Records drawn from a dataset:
——

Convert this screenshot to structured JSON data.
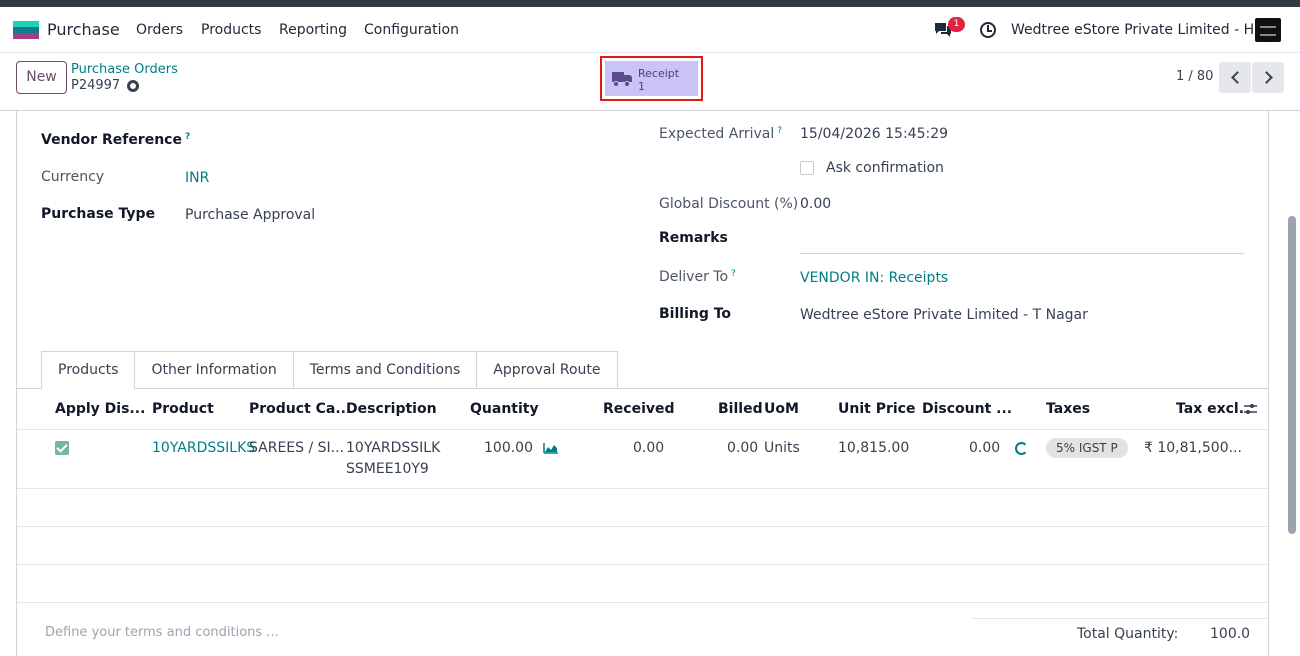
{
  "app": {
    "name": "Purchase",
    "menu": [
      "Orders",
      "Products",
      "Reporting",
      "Configuration"
    ],
    "notification_count": "1",
    "company": "Wedtree eStore Private Limited - HO"
  },
  "control": {
    "new_label": "New",
    "breadcrumb_parent": "Purchase Orders",
    "record_name": "P24997",
    "smart_button": {
      "label": "Receipt",
      "value": "1"
    },
    "pager": "1 / 80"
  },
  "form": {
    "vendor_reference_label": "Vendor Reference",
    "currency_label": "Currency",
    "currency_value": "INR",
    "purchase_type_label": "Purchase Type",
    "purchase_type_value": "Purchase Approval",
    "expected_arrival_label": "Expected Arrival",
    "expected_arrival_value": "15/04/2026 15:45:29",
    "ask_confirmation_label": "Ask confirmation",
    "global_discount_label": "Global Discount (%)",
    "global_discount_value": "0.00",
    "remarks_label": "Remarks",
    "deliver_to_label": "Deliver To",
    "deliver_to_value": "VENDOR IN: Receipts",
    "billing_to_label": "Billing To",
    "billing_to_value": "Wedtree eStore Private Limited - T Nagar",
    "help_mark": "?"
  },
  "tabs": [
    "Products",
    "Other Information",
    "Terms and Conditions",
    "Approval Route"
  ],
  "table": {
    "headers": [
      "Apply Dis...",
      "Product",
      "Product Ca...",
      "Description",
      "Quantity",
      "Received",
      "Billed",
      "UoM",
      "Unit Price",
      "Discount ...",
      "Taxes",
      "Tax excl."
    ],
    "row": {
      "product": "10YARDSSILKS",
      "category": "SAREES / SI...",
      "description_line1": "10YARDSSILK",
      "description_line2": "SSMEE10Y9",
      "quantity": "100.00",
      "received": "0.00",
      "billed": "0.00",
      "uom": "Units",
      "unit_price": "10,815.00",
      "discount": "0.00",
      "tax": "5% IGST P",
      "tax_excl": "₹ 10,81,500..."
    }
  },
  "footer": {
    "terms_placeholder": "Define your terms and conditions ...",
    "total_quantity_label": "Total Quantity:",
    "total_quantity_value": "100.0"
  },
  "colors": {
    "brand": "#714b67",
    "link": "#017e84",
    "highlight": "#e01919",
    "smart_bg": "#c9c4f5"
  }
}
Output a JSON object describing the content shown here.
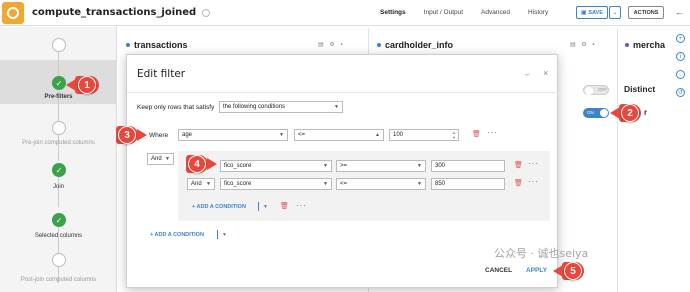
{
  "header": {
    "recipe_title": "compute_transactions_joined",
    "tabs": [
      "Settings",
      "Input / Output",
      "Advanced",
      "History"
    ],
    "save_label": "SAVE",
    "actions_label": "ACTIONS"
  },
  "sidebar": {
    "steps": [
      {
        "label": "Pre-filters",
        "state": "done",
        "active": true
      },
      {
        "label": "Pre-join computed columns",
        "state": "empty"
      },
      {
        "label": "Join",
        "state": "done"
      },
      {
        "label": "Selected columns",
        "state": "done"
      },
      {
        "label": "Post-join computed columns",
        "state": "empty"
      }
    ]
  },
  "datasets": {
    "left": "transactions",
    "middle": "cardholder_info",
    "right": "mercha"
  },
  "right_panel": {
    "distinct_label": "Distinct",
    "toggle_off": "OFF",
    "toggle_on": "ON",
    "partial_text": "r"
  },
  "modal": {
    "title": "Edit filter",
    "keep_label": "Keep only rows that satisfy",
    "mode_select": "the following conditions",
    "where_label": "Where",
    "outer_condition": {
      "column": "age",
      "operator": "<=",
      "value": "100"
    },
    "group_operator": "And",
    "inner_conditions": [
      {
        "column": "fico_score",
        "operator": ">=",
        "value": "300"
      },
      {
        "connector": "And",
        "column": "fico_score",
        "operator": "<=",
        "value": "850"
      }
    ],
    "add_condition_inner": "+ ADD A CONDITION",
    "add_condition_outer": "+ ADD A CONDITION",
    "cancel_label": "CANCEL",
    "apply_label": "APPLY"
  },
  "callouts": [
    "1",
    "2",
    "3",
    "4",
    "5"
  ],
  "watermark": "公众号 · 诚也seiya",
  "colors": {
    "accent": "#3c84c6",
    "success": "#3aa24a",
    "callout": "#e8473c",
    "danger": "#d9534f"
  }
}
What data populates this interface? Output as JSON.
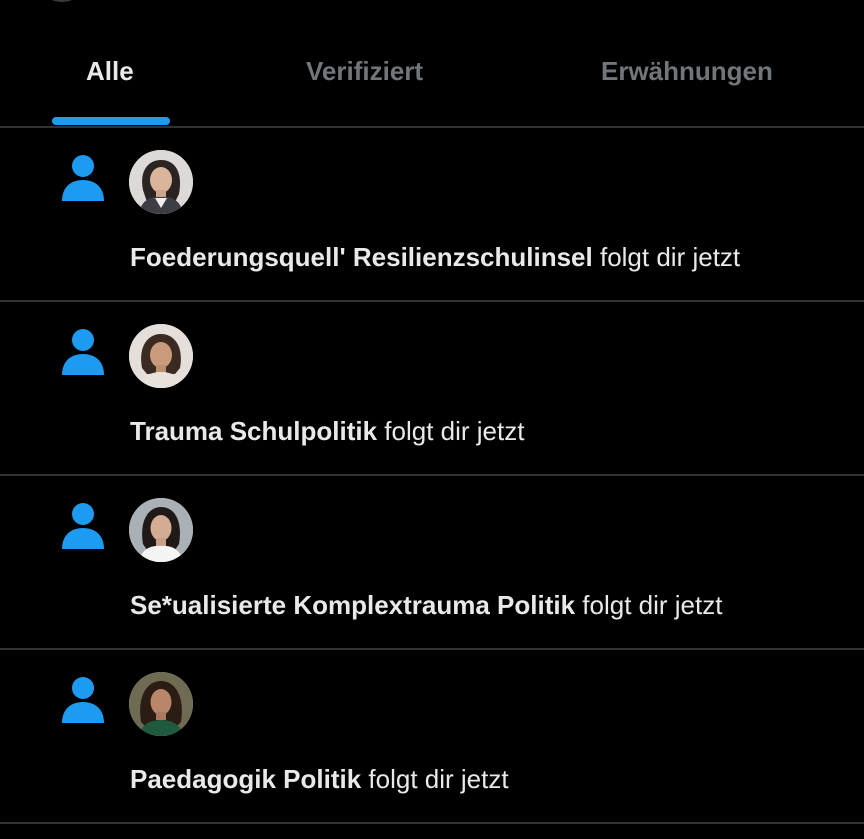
{
  "tabs": [
    {
      "label": "Alle",
      "active": true
    },
    {
      "label": "Verifiziert",
      "active": false
    },
    {
      "label": "Erwähnungen",
      "active": false
    }
  ],
  "notifications": [
    {
      "name": "Foederungsquell' Resilienzschulinsel",
      "action": "folgt dir jetzt",
      "icon": "person-follow-icon"
    },
    {
      "name": "Trauma Schulpolitik",
      "action": "folgt dir jetzt",
      "icon": "person-follow-icon"
    },
    {
      "name": "Se*ualisierte Komplextrauma Politik",
      "action": "folgt dir jetzt",
      "icon": "person-follow-icon"
    },
    {
      "name": "Paedagogik Politik",
      "action": "folgt dir jetzt",
      "icon": "person-follow-icon"
    }
  ],
  "colors": {
    "background": "#000000",
    "accent": "#1d9bf0",
    "text_primary": "#e7e9ea",
    "text_secondary": "#71767b",
    "divider": "#2f3336"
  }
}
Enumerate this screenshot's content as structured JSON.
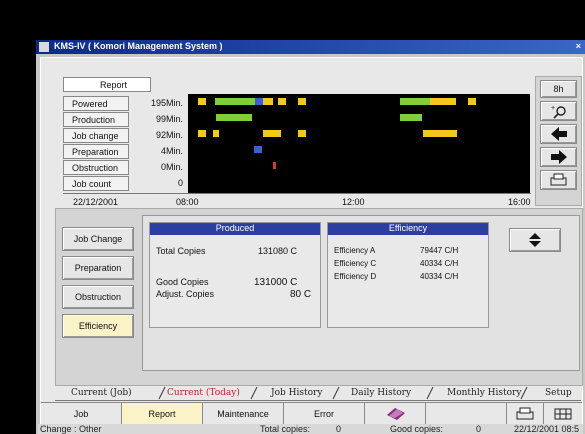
{
  "window": {
    "title": "KMS-IV ( Komori Management System )",
    "close": "×"
  },
  "report_label": "Report",
  "rows": [
    {
      "label": "Powered",
      "value": "195Min."
    },
    {
      "label": "Production",
      "value": "99Min."
    },
    {
      "label": "Job change",
      "value": "92Min."
    },
    {
      "label": "Preparation",
      "value": "4Min."
    },
    {
      "label": "Obstruction",
      "value": "0Min."
    },
    {
      "label": "Job count",
      "value": "0"
    }
  ],
  "date": "22/12/2001",
  "time_ticks": [
    "08:00",
    "12:00",
    "16:00"
  ],
  "right_tools": {
    "hours": "8h"
  },
  "side_buttons": [
    "Job Change",
    "Preparation",
    "Obstruction",
    "Efficiency"
  ],
  "produced": {
    "header": "Produced",
    "total_label": "Total Copies",
    "total_value": "131080 C",
    "good_label": "Good Copies",
    "good_value": "131000 C",
    "adjust_label": "Adjust. Copies",
    "adjust_value": "80 C"
  },
  "efficiency": {
    "header": "Efficiency",
    "items": [
      {
        "label": "Efficiency A",
        "value": "79447 C/H"
      },
      {
        "label": "Efficiency C",
        "value": "40334 C/H"
      },
      {
        "label": "Efficiency D",
        "value": "40334 C/H"
      }
    ]
  },
  "tabs": [
    "Current (Job)",
    "Current (Today)",
    "Job History",
    "Daily History",
    "Monthly History",
    "Setup"
  ],
  "bottom_buttons": [
    "Job",
    "Report",
    "Maintenance",
    "Error"
  ],
  "status": {
    "change": "Change : Other",
    "total_label": "Total copies:",
    "total_value": "0",
    "good_label": "Good copies:",
    "good_value": "0",
    "datetime": "22/12/2001 08:5"
  },
  "colors": {
    "green": "#7fcf3a",
    "yellow": "#f2c81e",
    "blue": "#3a5fd0",
    "red": "#d23a2a",
    "header_blue": "#2c3ea2"
  }
}
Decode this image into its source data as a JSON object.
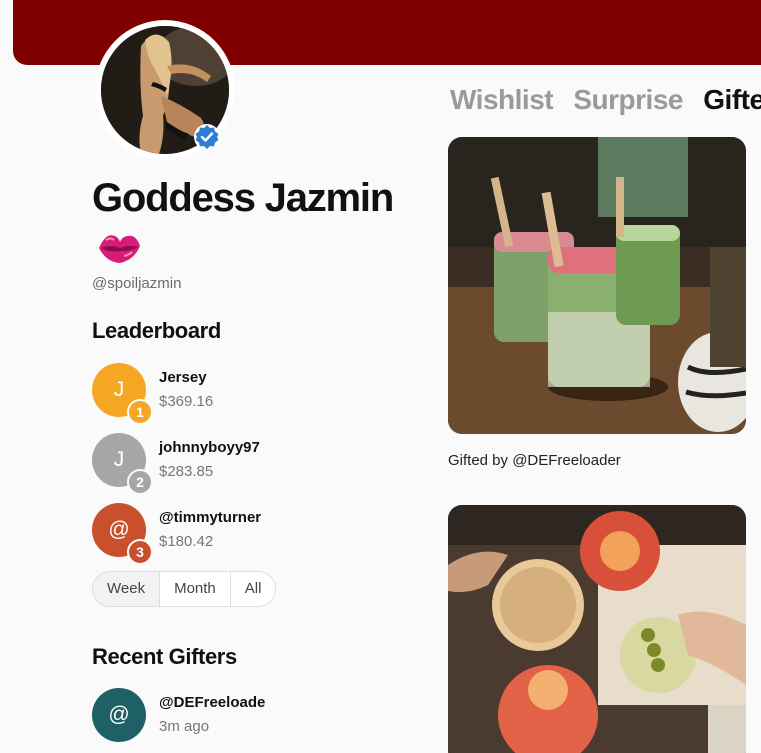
{
  "profile": {
    "name": "Goddess Jazmin",
    "emoji": "lips-kiss-emoji",
    "handle": "@spoiljazmin",
    "verified": true,
    "banner_color": "#800000"
  },
  "tabs": [
    {
      "label": "Wishlist",
      "active": false
    },
    {
      "label": "Surprise",
      "active": false
    },
    {
      "label": "Gifte",
      "active": true
    }
  ],
  "leaderboard": {
    "title": "Leaderboard",
    "entries": [
      {
        "initial": "J",
        "name": "Jersey",
        "amount": "$369.16",
        "rank": "1",
        "color": "#f5a623"
      },
      {
        "initial": "J",
        "name": "johnnyboyy97",
        "amount": "$283.85",
        "rank": "2",
        "color": "#a6a6a6"
      },
      {
        "initial": "@",
        "name": "@timmyturner",
        "amount": "$180.42",
        "rank": "3",
        "color": "#c8502c"
      }
    ],
    "periods": [
      "Week",
      "Month",
      "All"
    ]
  },
  "recent_gifters": {
    "title": "Recent Gifters",
    "entries": [
      {
        "initial": "@",
        "name": "@DEFreeloade",
        "time": "3m ago",
        "color": "#1f5f66"
      }
    ]
  },
  "gifts": [
    {
      "image": "matcha-drinks-photo",
      "caption": "Gifted by @DEFreeloader"
    },
    {
      "image": "cocktails-photo"
    }
  ]
}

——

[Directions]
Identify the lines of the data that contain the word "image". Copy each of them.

[Expected output]
Decode this image into its source data as a JSON object.
      "image": "matcha-drinks-photo",
      "image": "cocktails-photo"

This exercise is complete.